Ichetucknee Springs State Park in North Florida
Ichetucknee Springs State Park is both well known and totally unknown. To residents of north Florida and the Panhandle, it’s legendary. But as you go further south in Florida, fewer and fewer people have heard of it. And by the time you get to South Florida, people say “what?”.
And they don’t know how very much they are missing!
Long lazy tubing down a crystal-clear river. Picnics in the cooling shade of trees. Walks on the nature trail. And testing the waters at the Blue Hole, a first-magnitude spring.
Sound interesting? Let’s head off to Ichetucknee then.
Where is Ichetucknee Springs State Park?
It’s located in North Florida, near Ft White. The closest cities of decent size are Jacksonville (to the east), Tallahassee (to the west) and Gainesville (to the south).
- From Jacksonville: Take 10 west to US 90 exit, follow 90 to Lake City to 41 south, follow 41 south to SR 47 south, follow park signs.
- From Tallahassee: Take US 27 south and follow signs, or take I-10 east to I-75 south to exit #423 (old exit #81), take SR 47 south, follow park signs.
- From Gainesville: Take US 441 north to High Springs, US 27 north to Fort White and follow signs, or take I-75 north to exit #399 (old exit #78), take US 441 north to High Springs, US 27 north to Fort White, and follow signs.
Springs – Tubing, Canoeing and Kayaking
If you’ve never done tubing, picture strolling to the launch area with inner tube in hand. Sit down on it, get comfy and push off and let the current carry you down the river.
The water is spring water, so it’s naturally crystal-clear and you can see the fish and the grasses and the like if you look down.
Looking up, you see the trees that bend their branches over the river and sunshine. Blue skies or puffy clouds, either way makes for a wonderful ride.
And it is quite a ride, too — it takes anywhere between 1.5 and 3.5 hours to ride down the Ichetucknee, depending on which entrance you’re starting from.
Note: You cannot rent tubes inside the park — you must bring them in from outside. There are a lot of tube rental places by the side of the road leading up to the park, though, so it’s really easy to get one.
However, between Memorial Day and Labor Day, you can rent a canoe inside the park.

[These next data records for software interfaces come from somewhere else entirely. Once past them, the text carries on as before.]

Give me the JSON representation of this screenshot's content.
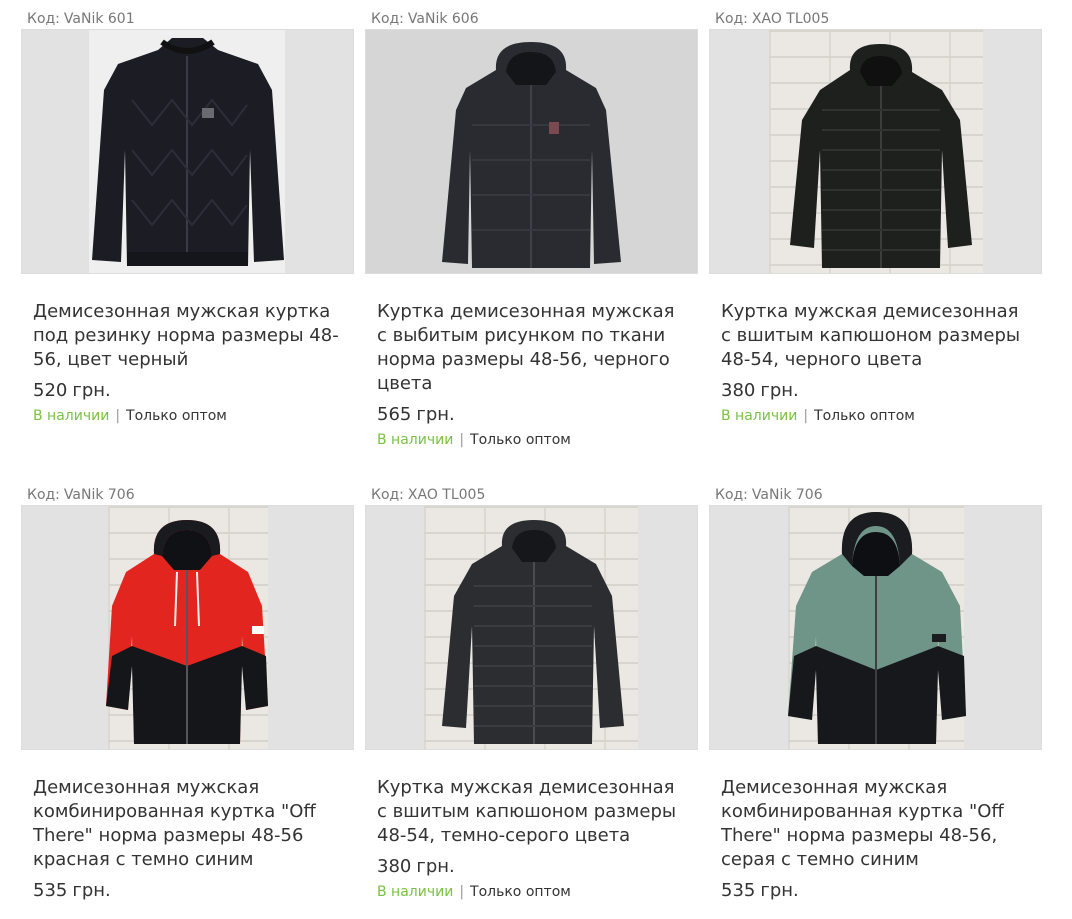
{
  "code_label": "Код:",
  "currency": "грн.",
  "status_in_stock": "В наличии",
  "separator": "|",
  "wholesale_only": "Только оптом",
  "colors": {
    "stock_green": "#7ac142",
    "text": "#333333",
    "muted": "#777777"
  },
  "products": [
    {
      "code": "VaNik 601",
      "title": "Демисезонная мужская куртка под резинку норма размеры 48-56, цвет черный",
      "price": "520",
      "image": "black-bomber-jacket"
    },
    {
      "code": "VaNik 606",
      "title": "Куртка демисезонная мужская с выбитым рисунком по ткани норма размеры 48-56, черного цвета",
      "price": "565",
      "image": "dark-grey-hooded-jacket"
    },
    {
      "code": "XAO TL005",
      "title": "Куртка мужская демисезонная с вшитым капюшоном размеры 48-54, черного цвета",
      "price": "380",
      "image": "black-quilted-hooded-jacket"
    },
    {
      "code": "VaNik 706",
      "title": "Демисезонная мужская комбинированная куртка \"Off There\" норма размеры 48-56 красная с темно синим",
      "price": "535",
      "image": "red-black-windbreaker"
    },
    {
      "code": "XAO TL005",
      "title": "Куртка мужская демисезонная с вшитым капюшоном размеры 48-54, темно-серого цвета",
      "price": "380",
      "image": "dark-grey-quilted-jacket"
    },
    {
      "code": "VaNik 706",
      "title": "Демисезонная мужская комбинированная куртка \"Off There\" норма размеры 48-56, серая с темно синим",
      "price": "535",
      "image": "grey-green-black-windbreaker"
    }
  ]
}
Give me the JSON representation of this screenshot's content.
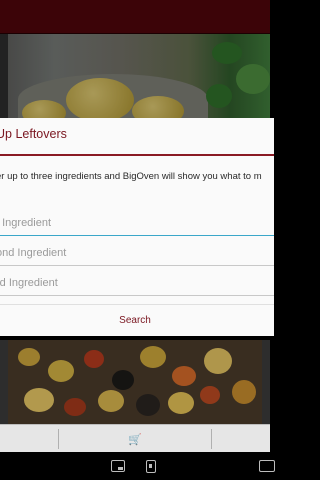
{
  "dialog": {
    "title": "Up Leftovers",
    "description": "er up to three ingredients and BigOven will show you what to m",
    "fields": [
      {
        "placeholder": "t Ingredient"
      },
      {
        "placeholder": "ond Ingredient"
      },
      {
        "placeholder": "rd Ingredient"
      }
    ],
    "search_label": "Search"
  },
  "tabbar": {
    "cart_icon": "shopping-cart-icon"
  },
  "navbar": {
    "icons": [
      "screen-icon",
      "phone-icon",
      "window-icon"
    ]
  },
  "colors": {
    "accent": "#7a1620",
    "topbar": "#3c0408",
    "focus": "#3aa7c9"
  }
}
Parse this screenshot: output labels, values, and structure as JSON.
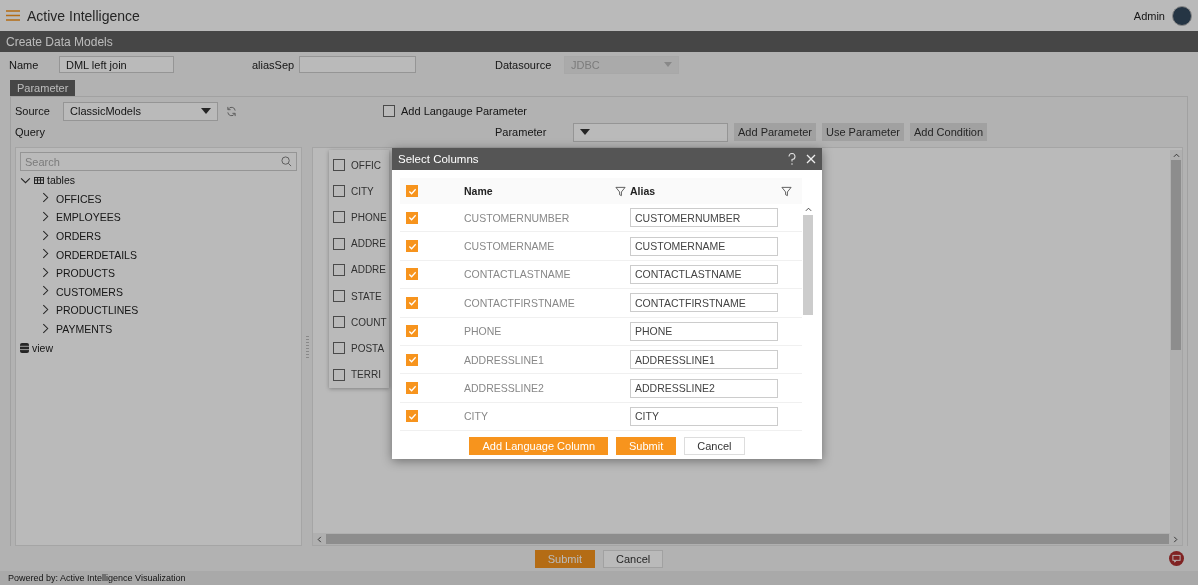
{
  "header": {
    "title": "Active Intelligence",
    "user": "Admin"
  },
  "page_title": "Create Data Models",
  "form": {
    "name_label": "Name",
    "name_value": "DML left join",
    "alias_label": "aliasSep",
    "datasource_label": "Datasource",
    "datasource_value": "JDBC",
    "datasource_disabled": true
  },
  "tab": {
    "label": "Parameter",
    "selected": true
  },
  "source": {
    "label": "Source",
    "value": "ClassicModels"
  },
  "language_param": {
    "label": "Add Langauge Parameter",
    "checked": false
  },
  "query_label": "Query",
  "parameter": {
    "label": "Parameter"
  },
  "parameter_buttons": [
    "Add Parameter",
    "Use Parameter",
    "Add Condition"
  ],
  "tree": {
    "search_placeholder": "Search",
    "nodes": [
      {
        "kind": "group",
        "label": "tables",
        "expanded": true,
        "children": [
          {
            "label": "OFFICES",
            "expanded": false
          },
          {
            "label": "EMPLOYEES",
            "expanded": false
          },
          {
            "label": "ORDERS",
            "expanded": false
          },
          {
            "label": "ORDERDETAILS",
            "expanded": false
          },
          {
            "label": "PRODUCTS",
            "expanded": false
          },
          {
            "label": "CUSTOMERS",
            "expanded": false
          },
          {
            "label": "PRODUCTLINES",
            "expanded": false
          },
          {
            "label": "PAYMENTS",
            "expanded": false
          }
        ]
      },
      {
        "kind": "view",
        "label": "view"
      }
    ]
  },
  "column_list": [
    {
      "label": "OFFIC",
      "checked": false
    },
    {
      "label": "CITY",
      "checked": false
    },
    {
      "label": "PHONE",
      "checked": false
    },
    {
      "label": "ADDRE",
      "checked": false
    },
    {
      "label": "ADDRE",
      "checked": false
    },
    {
      "label": "STATE",
      "checked": false
    },
    {
      "label": "COUNT",
      "checked": false
    },
    {
      "label": "POSTA",
      "checked": false
    },
    {
      "label": "TERRI",
      "checked": false
    }
  ],
  "dialog": {
    "title": "Select Columns",
    "columns": [
      "Name",
      "Alias"
    ],
    "all_checked": true,
    "rows": [
      {
        "name": "CUSTOMERNUMBER",
        "alias": "CUSTOMERNUMBER",
        "checked": true
      },
      {
        "name": "CUSTOMERNAME",
        "alias": "CUSTOMERNAME",
        "checked": true
      },
      {
        "name": "CONTACTLASTNAME",
        "alias": "CONTACTLASTNAME",
        "checked": true
      },
      {
        "name": "CONTACTFIRSTNAME",
        "alias": "CONTACTFIRSTNAME",
        "checked": true
      },
      {
        "name": "PHONE",
        "alias": "PHONE",
        "checked": true
      },
      {
        "name": "ADDRESSLINE1",
        "alias": "ADDRESSLINE1",
        "checked": true
      },
      {
        "name": "ADDRESSLINE2",
        "alias": "ADDRESSLINE2",
        "checked": true
      },
      {
        "name": "CITY",
        "alias": "CITY",
        "checked": true
      }
    ],
    "buttons": [
      {
        "label": "Add Language Column",
        "kind": "primary"
      },
      {
        "label": "Submit",
        "kind": "primary"
      },
      {
        "label": "Cancel",
        "kind": "secondary"
      }
    ]
  },
  "bottom_buttons": [
    {
      "label": "Submit",
      "kind": "primary"
    },
    {
      "label": "Cancel",
      "kind": "secondary"
    }
  ],
  "footer": "Powered by: Active Intelligence Visualization"
}
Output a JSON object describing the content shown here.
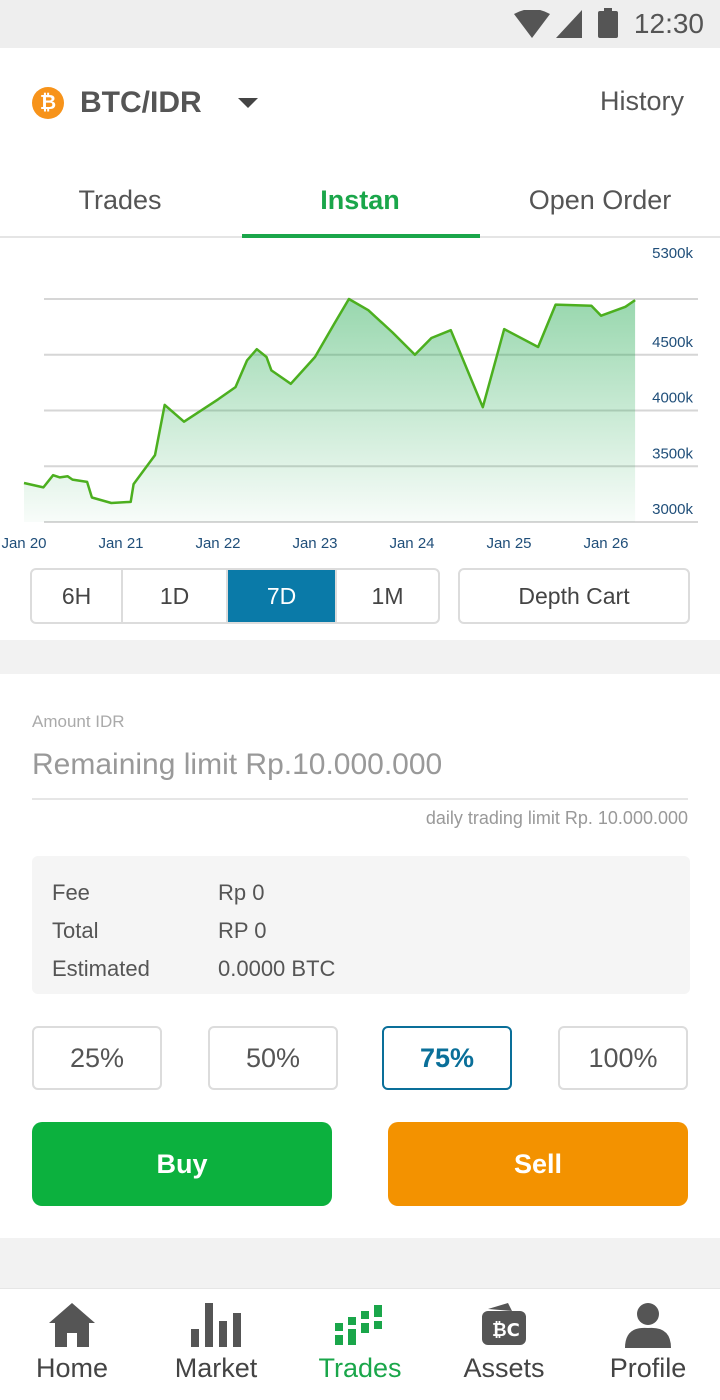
{
  "status_bar": {
    "time": "12:30"
  },
  "header": {
    "pair": "BTC/IDR",
    "btc_symbol": "₿",
    "history_label": "History"
  },
  "tabs": [
    {
      "label": "Trades",
      "active": false
    },
    {
      "label": "Instan",
      "active": true
    },
    {
      "label": "Open Order",
      "active": false
    }
  ],
  "chart_data": {
    "type": "area",
    "title": "",
    "x": [
      "Jan 20",
      "Jan 21",
      "Jan 22",
      "Jan 23",
      "Jan 24",
      "Jan 25",
      "Jan 26"
    ],
    "y_ticks": [
      "5300k",
      "4500k",
      "4000k",
      "3500k",
      "3000k"
    ],
    "y_tick_values": [
      5000,
      4500,
      4000,
      3500,
      3000
    ],
    "ylim": [
      3000,
      5350
    ],
    "line_color": "#4caf1f",
    "fill_color": "#1aa64a",
    "series": [
      {
        "points": [
          [
            0.0,
            3350
          ],
          [
            0.2,
            3310
          ],
          [
            0.3,
            3420
          ],
          [
            0.37,
            3400
          ],
          [
            0.45,
            3410
          ],
          [
            0.5,
            3380
          ],
          [
            0.65,
            3360
          ],
          [
            0.7,
            3220
          ],
          [
            0.9,
            3170
          ],
          [
            1.1,
            3180
          ],
          [
            1.13,
            3340
          ],
          [
            1.35,
            3600
          ],
          [
            1.45,
            4050
          ],
          [
            1.65,
            3900
          ],
          [
            2.0,
            4100
          ],
          [
            2.18,
            4210
          ],
          [
            2.3,
            4450
          ],
          [
            2.4,
            4550
          ],
          [
            2.5,
            4480
          ],
          [
            2.55,
            4360
          ],
          [
            2.75,
            4240
          ],
          [
            3.0,
            4480
          ],
          [
            3.2,
            4780
          ],
          [
            3.35,
            5000
          ],
          [
            3.55,
            4900
          ],
          [
            3.8,
            4700
          ],
          [
            4.03,
            4500
          ],
          [
            4.2,
            4650
          ],
          [
            4.4,
            4720
          ],
          [
            4.73,
            4030
          ],
          [
            4.95,
            4730
          ],
          [
            5.3,
            4570
          ],
          [
            5.48,
            4950
          ],
          [
            5.85,
            4940
          ],
          [
            5.95,
            4850
          ],
          [
            6.2,
            4930
          ],
          [
            6.3,
            4990
          ]
        ]
      }
    ]
  },
  "ranges": [
    {
      "label": "6H",
      "active": false
    },
    {
      "label": "1D",
      "active": false
    },
    {
      "label": "7D",
      "active": true
    },
    {
      "label": "1M",
      "active": false
    }
  ],
  "depth_label": "Depth Cart",
  "form": {
    "amount_label": "Amount IDR",
    "amount_placeholder": "Remaining limit Rp.10.000.000",
    "limit_note": "daily trading limit Rp. 10.000.000",
    "summary": [
      {
        "key": "Fee",
        "value": "Rp 0"
      },
      {
        "key": "Total",
        "value": "RP 0"
      },
      {
        "key": "Estimated",
        "value": "0.0000 BTC"
      }
    ],
    "percents": [
      {
        "label": "25%",
        "active": false
      },
      {
        "label": "50%",
        "active": false
      },
      {
        "label": "75%",
        "active": true
      },
      {
        "label": "100%",
        "active": false
      }
    ],
    "buy_label": "Buy",
    "sell_label": "Sell",
    "buy_color": "#0cb13e",
    "sell_color": "#f39200"
  },
  "nav": [
    {
      "label": "Home",
      "icon": "home-icon",
      "active": false
    },
    {
      "label": "Market",
      "icon": "market-icon",
      "active": false
    },
    {
      "label": "Trades",
      "icon": "trades-icon",
      "active": true
    },
    {
      "label": "Assets",
      "icon": "assets-icon",
      "active": false
    },
    {
      "label": "Profile",
      "icon": "profile-icon",
      "active": false
    }
  ]
}
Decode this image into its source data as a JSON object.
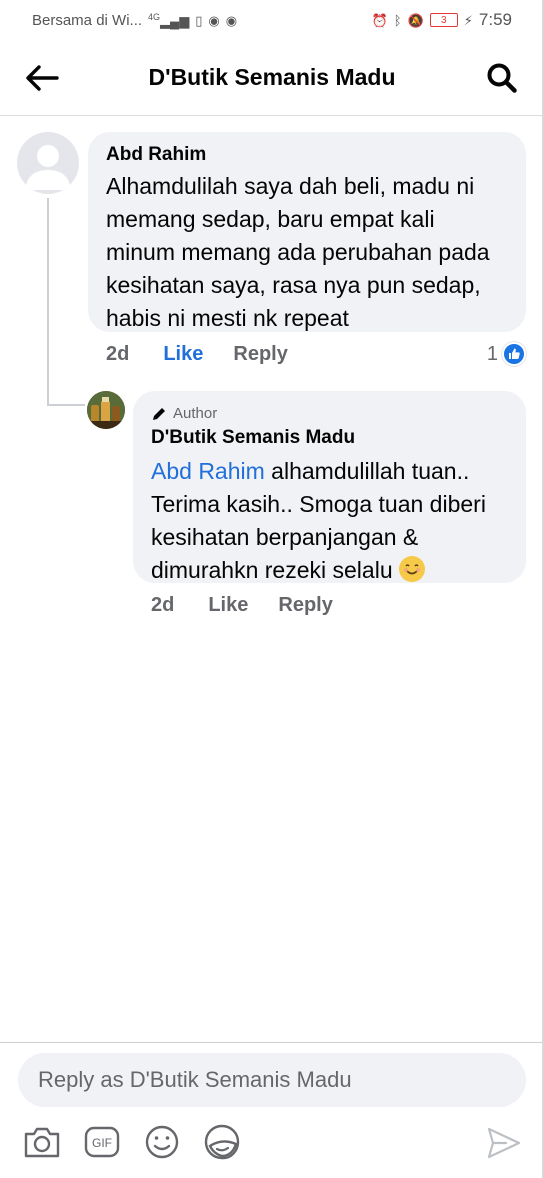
{
  "status_bar": {
    "carrier": "Bersama di Wi...",
    "signal_tag": "4G",
    "battery_level": "3",
    "time": "7:59"
  },
  "header": {
    "title": "D'Butik Semanis Madu"
  },
  "comment": {
    "author": "Abd Rahim",
    "text": "Alhamdulilah saya dah beli, madu ni memang sedap, baru empat kali minum memang ada perubahan pada kesihatan saya, rasa nya pun sedap, habis ni mesti nk repeat",
    "time": "2d",
    "like_label": "Like",
    "reply_label": "Reply",
    "reaction_count": "1"
  },
  "reply": {
    "badge": "Author",
    "author": "D'Butik Semanis Madu",
    "mention": "Abd Rahim",
    "text": " alhamdulillah tuan.. Terima kasih.. Smoga tuan diberi kesihatan berpanjangan & dimurahkn rezeki selalu ",
    "time": "2d",
    "like_label": "Like",
    "reply_label": "Reply"
  },
  "composer": {
    "placeholder": "Reply as D'Butik Semanis Madu",
    "tools": [
      "camera-icon",
      "gif-icon",
      "emoji-icon",
      "sticker-icon"
    ],
    "send": "send-icon",
    "gif_label": "GIF"
  },
  "colors": {
    "accent": "#216fdb",
    "bubble": "#f0f2f5",
    "secondary_text": "#65676b"
  }
}
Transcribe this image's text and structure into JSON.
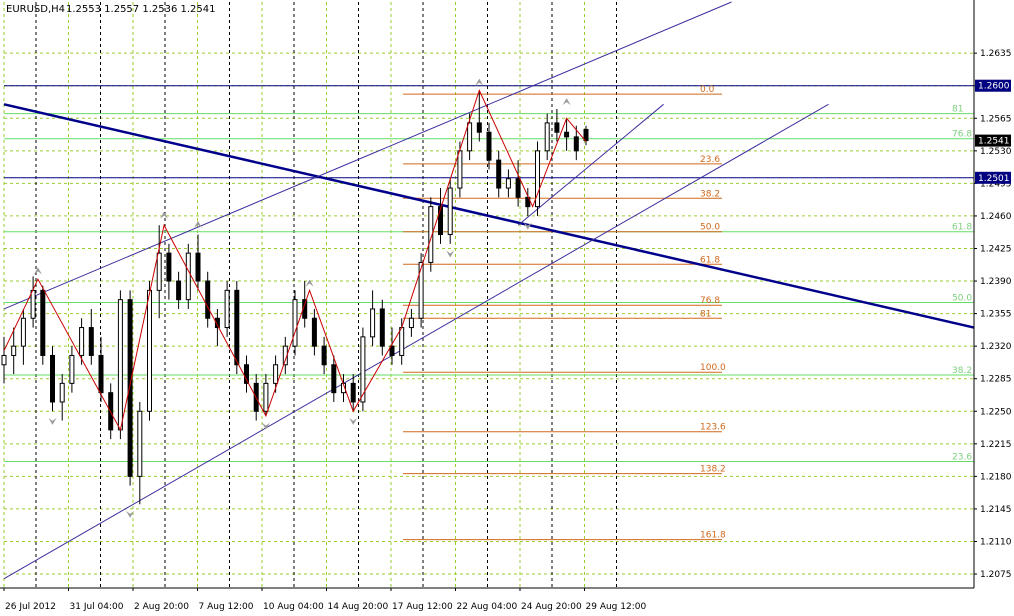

Outside of those months, you will have to bring your own canoe if that is what you’d like to do. And something else to note: outside of the summer season, if you wish to launch a canoe or kayak from the north entrance, it must be Coast Guard certified.
And just one more thing about the summer — there is a tram service that goes between the parking area and the springs. Off-season, there is no tram — you have to make your own arrangements for getting yourself and tube/boat back to where you need.
Take a Hike
There are some nature trails you can hike down, but the best one leads to the Blue Hole (about 1/2 mile). This is a magnificent spring (photo at the top of this post) that pours its water into a little lagoon-ish area.
However, there are two other trails as well:
- Trestle Point Trail: Around 3/4 of a mile long, this follows beside the river.
- Pine Ridge Trail: This features a sandhill ecosystem, with its towering longleaf pine and wide open vistas. This trail is around 2 miles long.
Note: all three of these trails are at the north entrance.
One Park – Two Entrances
There are two entrances to the park — north and south.
The north entrance is open for tubing from May through September, and if you tube down it, you’ll have a lazy 3 to 4 hour trip.
From the south entrances (which is open all year long for tubing), the trip downriver is around an hour and a half.
During the summer months (and especially weekends in the summer), this is a very popular park. If you show up late morning or early afternoon you may find the park closed at the north entrance. They do this to help protect and preserve this wonderful piece of natural Florida.
Other Things to Do at Ichetucknee Springs
Of course you can picnic, but you can also camp in the adjacent campgrounds. There is a food concession at the south entrance, but no food concession at the north entrance.
You can swim in the springs, but only experiences swimmers should go into Blue Hole, because of the extremely strong current.
You can also scuba dive in Blue Hole if you are cave-certified.
That’s it for now. Hope you get to go to Ichetucknee Springs, even if it’s only to see something truly amazing!